Paula Parker Raye
Paula, beloved wife of John Raye, to whom she was happily married for over 53 years passed on May 2, 2018 at home in Chatham. They were life partners who cherished, respected, loved and challenged each other. John was by her side every moment until her death. Family was everything to her and she was deeply loved by the many generations: Kimberly Raye Woolley & Peter Woolley of Medfield, Karin Raye & Bradford Steiner of Newton, William and Kristen Raye of Harwich and her grandchildren: Hannah, JT, Shea, Zachary, Sam, Ella, and Jack. She leaves her brothers, Steven Parker, George Parker, and Philip Parker, and many adored nieces and nephews and their children.
Born in Buffalo, New York, Paula was an active and engaged community member everywhere she lived: Wellesley Hills, Granby, Conn., and Chatham. She graduated from Connecticut College in 1961 and pursued her teaching career at Cushing Academy and Wellesley High School.
With John, she chose to raise her family in Granby, Conn. at Spring Hill Farm where she reveled in the hard and rewarding work of farm life, raising many animals, milking her dairy goats, supporting her children’s many interests and tending her bountiful gardens. The farm was often the gathering spot for both family and community parties where people came together to celebrate each other. Paula participated on the Board of Education for the Granby Schools, the Granby Land Trust, the Holcombe Farm Art Program and Board, and the Committee to Save the Granby Oak. She cherished the women’s Lyceum Group and adored her Granby friends.
Paula was a District Commissioner of the Granby Pony Club for many years and served on the United States Pony Club National Board where she developed regulations for safer riding helmets and rewrote the Bylaws. She was honored with the Founder’s Award and the Living Legend Award for her many contributions to the club.
In Chatham, “Nonnie” was consummate host, bringing together her family and everyone in her beautiful home by sea. Watching her children raise their own children was one of the greatest blessings of her life. She presided over the amazing “Camp Raye Days” that gathered her grandchildren of all ages together through a fun-packed, no-parents-allowed agenda with a myriad of activities each summer. Through this camp and virtually everything she did, she fostered a sense of fun, laughter and closeness that prevails today and throughout her extended brood. She actively supported the Cape Cod Commercial Fishermen’s Alliance, was a member of the UUMH where she served on the Endowment Board and volunteered for the Thrift Shop.

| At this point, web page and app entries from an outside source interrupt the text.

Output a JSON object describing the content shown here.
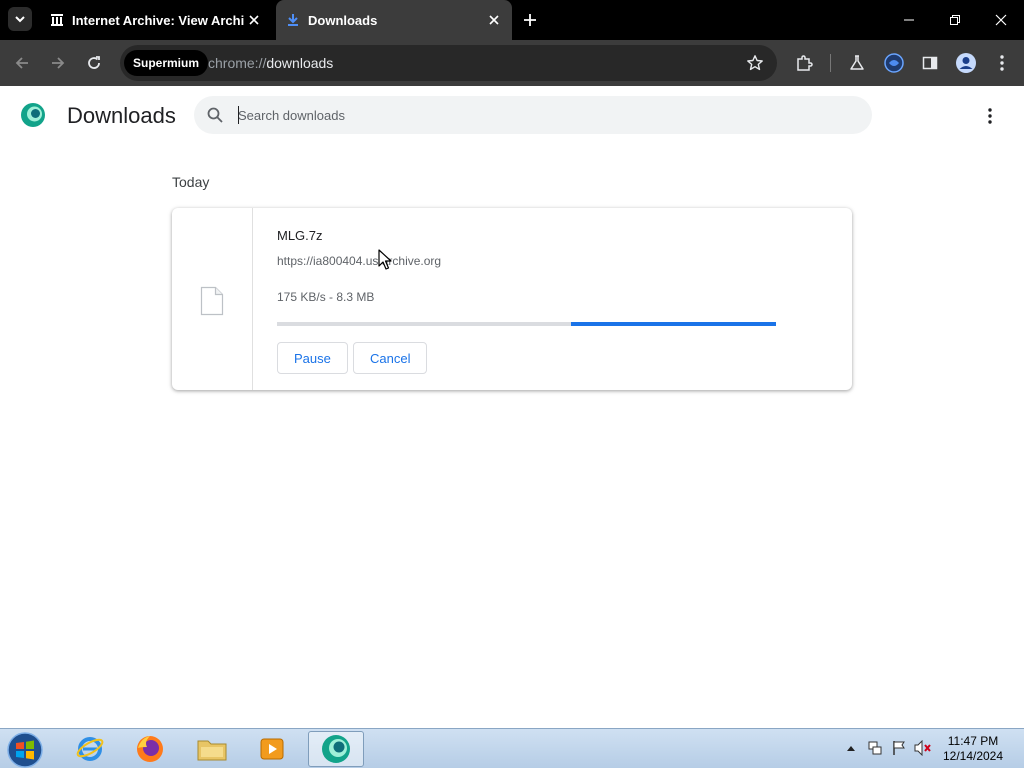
{
  "browser": {
    "tabs": [
      {
        "title": "Internet Archive: View Archive",
        "active": false
      },
      {
        "title": "Downloads",
        "active": true
      }
    ],
    "address": {
      "site_chip": "Supermium",
      "scheme": "chrome://",
      "host": "downloads"
    }
  },
  "downloads_page": {
    "title": "Downloads",
    "search_placeholder": "Search downloads",
    "section": "Today",
    "items": [
      {
        "file_name": "MLG.7z",
        "source_url": "https://ia800404.us.archive.org",
        "status": "175 KB/s - 8.3 MB",
        "progress_percent": 41,
        "buttons": {
          "pause": "Pause",
          "cancel": "Cancel"
        }
      }
    ]
  },
  "taskbar": {
    "apps": [
      "start-orb",
      "internet-explorer",
      "firefox",
      "file-explorer",
      "media-player",
      "supermium"
    ],
    "clock_time": "11:47 PM",
    "clock_date": "12/14/2024"
  },
  "colors": {
    "accent": "#1a73e8",
    "tabstrip": "#000000",
    "toolbar": "#3c3c3c"
  }
}
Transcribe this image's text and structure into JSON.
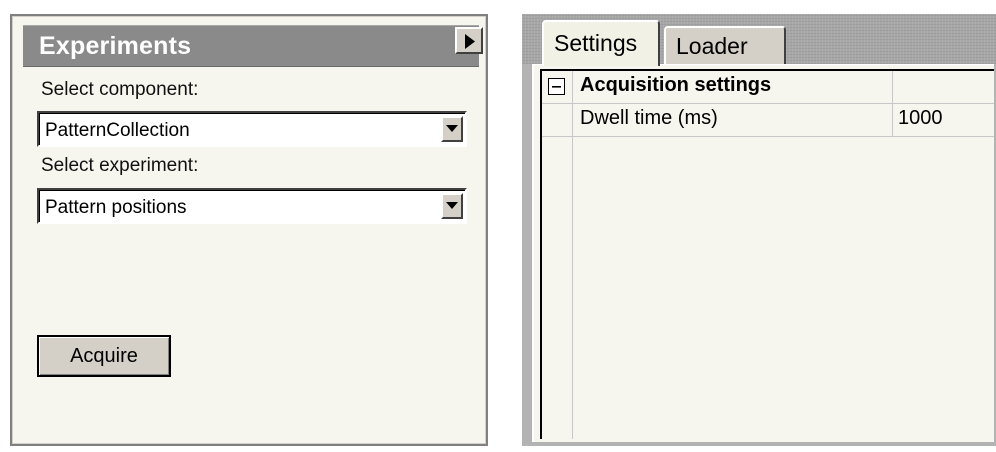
{
  "experiments_panel": {
    "title": "Experiments",
    "expand_button_icon": "triangle-right-icon",
    "component_label": "Select component:",
    "component_value": "PatternCollection",
    "experiment_label": "Select experiment:",
    "experiment_value": "Pattern positions",
    "acquire_label": "Acquire"
  },
  "tabs": [
    {
      "label": "Settings",
      "active": true
    },
    {
      "label": "Loader",
      "active": false
    }
  ],
  "property_grid": {
    "category": {
      "label": "Acquisition settings",
      "expanded": true,
      "toggle_icon": "minus-box-icon"
    },
    "properties": [
      {
        "name": "Dwell time (ms)",
        "value": "1000"
      }
    ]
  },
  "colors": {
    "header_bg": "#8a8a8a",
    "panel_bg": "#f7f6ee",
    "button_face": "#d4d0c8"
  }
}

Nonnie possessed a strong aesthetic as a gardener and a gourmet chef. Her flower arrangements were works of art and reflected her love for nature. As her mobility became more limited, she reveled in the hummingbirds and Baltimore Orioles that frequented her feeders outside of her kitchen window. Nonnie was always a straight shooter and generous in sharing her wisdom and imparting life lessons to those in her midst. Throughout her life, she encouraged her friends and loved ones to be their best and to challenge themselves by “leaning into discomfort.” Nonnie continually encouraged others to try new things in both life and food, reminding us that “taste buds change every day.” To Nonnie, life was an adventure to be lived fully, appreciated and enjoyed with those you loved.
Nonnie courageously battled Parkinson’s Disease with tremendous strength, after being diagnosed in 2002. She received deep brain stimulation surgery in 2012, which sustained her ability to move and extended her life. Her family is deeply grateful for every moment they had with her. In lieu of flowers, donations can be made to the Michael J. Fox Foundation for Parkinson’s Research or Cape Cod Commercial Fisherman’s Alliance. A private service will be held at a later date.
Notes of comfort may be made to her family at www.MorrisOConnorBlute.com